The bubonic plague is a bacterial disease spread by fleas living on wild rodents. It kills in less than 24 hours if not treated promptly.
Cats in particular are susceptible to the plague and may die if not treated promptly with antibiotics.
Jefferson County Public Health, whose building is pictured above, said that it was the first case of the plague recorded in the county
Cats similarly can also contract the plague from flea bites, or that of rodents.
Dogs are less susceptible to contracting the plague but they are able to pick up fleas which could be carrying the disease.
Symptoms of plague are known to include a fever, chills, headache, nausea and extreme pain and swelling of lymph nodes, occurring within two to seven days after being exposed.
However, plague can be treated effectively with antibiotics if diagnosed early.
Plague is an infectious disease caused by the bacterium Yersinia pestis, which is carried by fleas and transmitted between animals. The picture above is a 3D illustration of the bacterium
What is plague?
Bubonic plague is the most common form of plague and is spread by the bite from an infected flea. The infection spreads to immune glands called lymph nodes, causing them to become swollen and painful and may progress to open sores. Human-to-human transmission of bubonic plague is rare and it's usually caught from animals.
Last week, the World Health Organization (WHO) said it was 'carefully' monitoring a case of bubonic plague in China after being notified by the authorities in Beijing.
A WHO official claimed the situation was being 'well managed' by China and not considered to represent a high risk.
Bubonic plague is one of the most devastating diseases in history, having killed around 100 million people in the 14th century.
Two other cases were confirmed in Khovd province in neighbouring Mongolia at the end of June involving brothers who had eaten marmot meat, China's state news agency Xinhua said.
'Bubonic plague has been with us and is always with us, for centuries,' WHO spokeswoman Margaret Harris told reporters at a virtual briefing.
'We are looking at the case numbers in China. It's being well managed.
'At the moment, we are not considering it high-risk but we're watching it, monitoring it carefully.'
An illustration from 1656: A plague doctor in protective clothing. The beak mask held spices thought to purify air, the wand was used to avoid touching patients
BUBONIC PLAGUE: WIPED OUT A THIRD OF EUROPE IN THE 14TH CENTURY
Bubonic plague is one of the most devastating diseases in history, having killed around 100million people during the 'Black Death' in the 14th century.
Drawings and paintings from the outbreak, which wiped out about a third of the European population, depict town criers saying 'bring out your dead' while dragging trailers piled with infected corpses.

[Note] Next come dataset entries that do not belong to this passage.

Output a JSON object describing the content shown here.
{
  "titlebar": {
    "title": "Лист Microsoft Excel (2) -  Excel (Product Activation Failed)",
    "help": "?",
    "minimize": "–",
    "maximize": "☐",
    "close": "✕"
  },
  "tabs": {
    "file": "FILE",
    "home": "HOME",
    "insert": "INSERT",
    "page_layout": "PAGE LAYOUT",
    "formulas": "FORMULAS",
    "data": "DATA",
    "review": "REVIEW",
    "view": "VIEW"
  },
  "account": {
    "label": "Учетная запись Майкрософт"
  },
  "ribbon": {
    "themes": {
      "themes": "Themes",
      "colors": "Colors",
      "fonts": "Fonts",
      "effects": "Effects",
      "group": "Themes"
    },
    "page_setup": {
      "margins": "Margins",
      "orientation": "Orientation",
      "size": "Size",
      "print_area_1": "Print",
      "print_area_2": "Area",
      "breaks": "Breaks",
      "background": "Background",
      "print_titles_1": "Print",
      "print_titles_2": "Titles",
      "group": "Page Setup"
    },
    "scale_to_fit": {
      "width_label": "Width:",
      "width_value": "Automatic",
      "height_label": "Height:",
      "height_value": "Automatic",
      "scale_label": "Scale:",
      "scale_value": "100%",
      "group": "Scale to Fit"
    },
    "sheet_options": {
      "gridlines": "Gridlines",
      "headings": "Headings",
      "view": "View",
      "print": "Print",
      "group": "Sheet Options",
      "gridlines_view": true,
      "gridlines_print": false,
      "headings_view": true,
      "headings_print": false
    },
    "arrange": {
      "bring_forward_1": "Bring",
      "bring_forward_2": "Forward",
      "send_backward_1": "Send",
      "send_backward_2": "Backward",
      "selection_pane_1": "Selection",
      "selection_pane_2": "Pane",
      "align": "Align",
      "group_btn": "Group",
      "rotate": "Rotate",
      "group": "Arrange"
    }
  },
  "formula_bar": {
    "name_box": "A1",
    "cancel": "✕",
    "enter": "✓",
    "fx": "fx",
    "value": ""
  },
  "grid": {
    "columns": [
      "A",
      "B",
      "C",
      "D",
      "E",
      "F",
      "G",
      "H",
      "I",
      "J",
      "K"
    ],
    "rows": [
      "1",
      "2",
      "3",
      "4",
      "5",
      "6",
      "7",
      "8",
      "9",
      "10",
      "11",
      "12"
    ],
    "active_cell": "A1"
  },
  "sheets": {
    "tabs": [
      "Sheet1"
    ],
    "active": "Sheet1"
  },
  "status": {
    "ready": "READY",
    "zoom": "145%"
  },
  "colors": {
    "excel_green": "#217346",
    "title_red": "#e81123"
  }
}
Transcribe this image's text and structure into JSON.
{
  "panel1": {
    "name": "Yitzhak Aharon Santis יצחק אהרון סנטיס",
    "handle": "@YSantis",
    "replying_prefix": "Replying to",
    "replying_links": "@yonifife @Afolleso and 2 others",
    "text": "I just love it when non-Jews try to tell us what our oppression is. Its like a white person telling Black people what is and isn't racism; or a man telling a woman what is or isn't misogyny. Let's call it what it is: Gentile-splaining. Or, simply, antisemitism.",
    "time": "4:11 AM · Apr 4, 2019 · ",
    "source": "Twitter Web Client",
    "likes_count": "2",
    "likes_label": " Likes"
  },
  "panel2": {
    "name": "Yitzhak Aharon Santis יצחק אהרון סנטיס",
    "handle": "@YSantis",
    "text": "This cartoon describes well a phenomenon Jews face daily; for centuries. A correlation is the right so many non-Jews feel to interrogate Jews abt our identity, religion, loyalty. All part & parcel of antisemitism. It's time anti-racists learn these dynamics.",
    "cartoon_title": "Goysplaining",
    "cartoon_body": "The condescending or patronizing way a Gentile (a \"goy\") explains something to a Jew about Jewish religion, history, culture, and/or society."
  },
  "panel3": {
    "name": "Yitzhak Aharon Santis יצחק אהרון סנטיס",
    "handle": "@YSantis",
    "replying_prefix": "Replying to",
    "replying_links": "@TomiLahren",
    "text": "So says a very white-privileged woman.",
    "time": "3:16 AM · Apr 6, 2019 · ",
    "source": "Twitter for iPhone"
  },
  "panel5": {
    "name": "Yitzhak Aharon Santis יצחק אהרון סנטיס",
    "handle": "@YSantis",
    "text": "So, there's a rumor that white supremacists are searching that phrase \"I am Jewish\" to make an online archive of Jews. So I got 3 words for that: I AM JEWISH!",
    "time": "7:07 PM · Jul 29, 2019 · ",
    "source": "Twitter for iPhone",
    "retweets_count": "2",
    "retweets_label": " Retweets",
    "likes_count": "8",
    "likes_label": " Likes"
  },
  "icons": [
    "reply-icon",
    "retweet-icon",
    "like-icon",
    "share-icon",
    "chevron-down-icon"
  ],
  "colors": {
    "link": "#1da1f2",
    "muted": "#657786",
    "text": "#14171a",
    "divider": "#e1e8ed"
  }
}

It is caused by a bacterium known as Yersinia pestis, which uses the flea as a host and is usually transmitted to humans via rats.
Drawings and paintings from the outbreak, which wiped out about a third of the European population, depict town criers saying 'bring out your dead' while dragging trailers piled with infected corpses
The disease causes grotesque symptoms such as gangrene and the appearance of large swellings on the groin, armpits or neck, known as 'buboes'.
It kills up to two thirds of sufferers within just four days if it is not treated, although if antibiotics are administered within 24 hours of infection patients are highly likely to survive.
After the Black Death arrived in 1347 plague became a common phenomenon in Europe, with outbreaks recurring regularly until the 18th century.
Bubonic plague has almost completely vanished from the rich world, with 90 per cent of all cases now found in Africa.
However, there have been a few non-fatal cases in the U.S. in recent years, while in August 2013 a 15-year-old boy died in Kyrgyzstan after eating a groundhog infected with the disease.
Three months later, an outbreak in a Madagascan killed at least 20 people in a week.
A year before 60 people died as a result of the infection, more than in any other country in the world.
Outbreaks in China have been rare in recent years, and most have happened in remote rural areas of the west.
China's state broadcaster said there were 12 diagnosed cases and three deaths in the province of Qinghai in 2009, and one in Sichuan in 2012.
In the United States between five and 15 people die every year as a result, mostly in western states.